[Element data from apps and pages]
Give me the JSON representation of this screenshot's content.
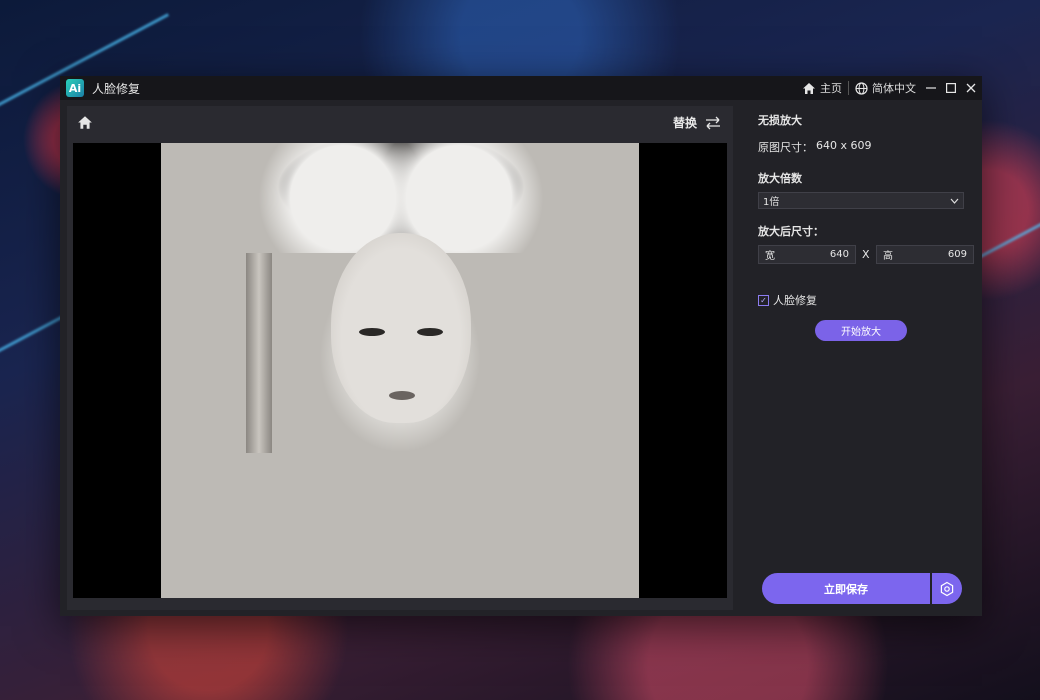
{
  "app": {
    "logo_text": "Ai",
    "title": "人脸修复"
  },
  "titlebar": {
    "home_label": "主页",
    "language_label": "简体中文"
  },
  "left": {
    "replace_label": "替换"
  },
  "panel": {
    "heading": "无损放大",
    "original_size_label": "原图尺寸：",
    "original_size_value": "640 x 609",
    "scale_label": "放大倍数",
    "scale_selected": "1倍",
    "output_size_label": "放大后尺寸：",
    "width_label": "宽",
    "width_value": "640",
    "x_label": "X",
    "height_label": "高",
    "height_value": "609",
    "face_repair_label": "人脸修复",
    "face_repair_checked": true,
    "start_button": "开始放大",
    "save_button": "立即保存"
  },
  "colors": {
    "accent": "#7c66ee",
    "window_bg": "#222227",
    "panel_bg": "#2a2a30"
  }
}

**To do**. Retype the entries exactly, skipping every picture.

**Exercise solution**.
Give me the JSON representation of this screenshot's content.
{
  "app": {
    "logo_text": "Ai",
    "title": "人脸修复"
  },
  "titlebar": {
    "home_label": "主页",
    "language_label": "简体中文"
  },
  "left": {
    "replace_label": "替换"
  },
  "panel": {
    "heading": "无损放大",
    "original_size_label": "原图尺寸：",
    "original_size_value": "640 x 609",
    "scale_label": "放大倍数",
    "scale_selected": "1倍",
    "output_size_label": "放大后尺寸：",
    "width_label": "宽",
    "width_value": "640",
    "x_label": "X",
    "height_label": "高",
    "height_value": "609",
    "face_repair_label": "人脸修复",
    "face_repair_checked": true,
    "start_button": "开始放大",
    "save_button": "立即保存"
  },
  "colors": {
    "accent": "#7c66ee",
    "window_bg": "#222227",
    "panel_bg": "#2a2a30"
  }
}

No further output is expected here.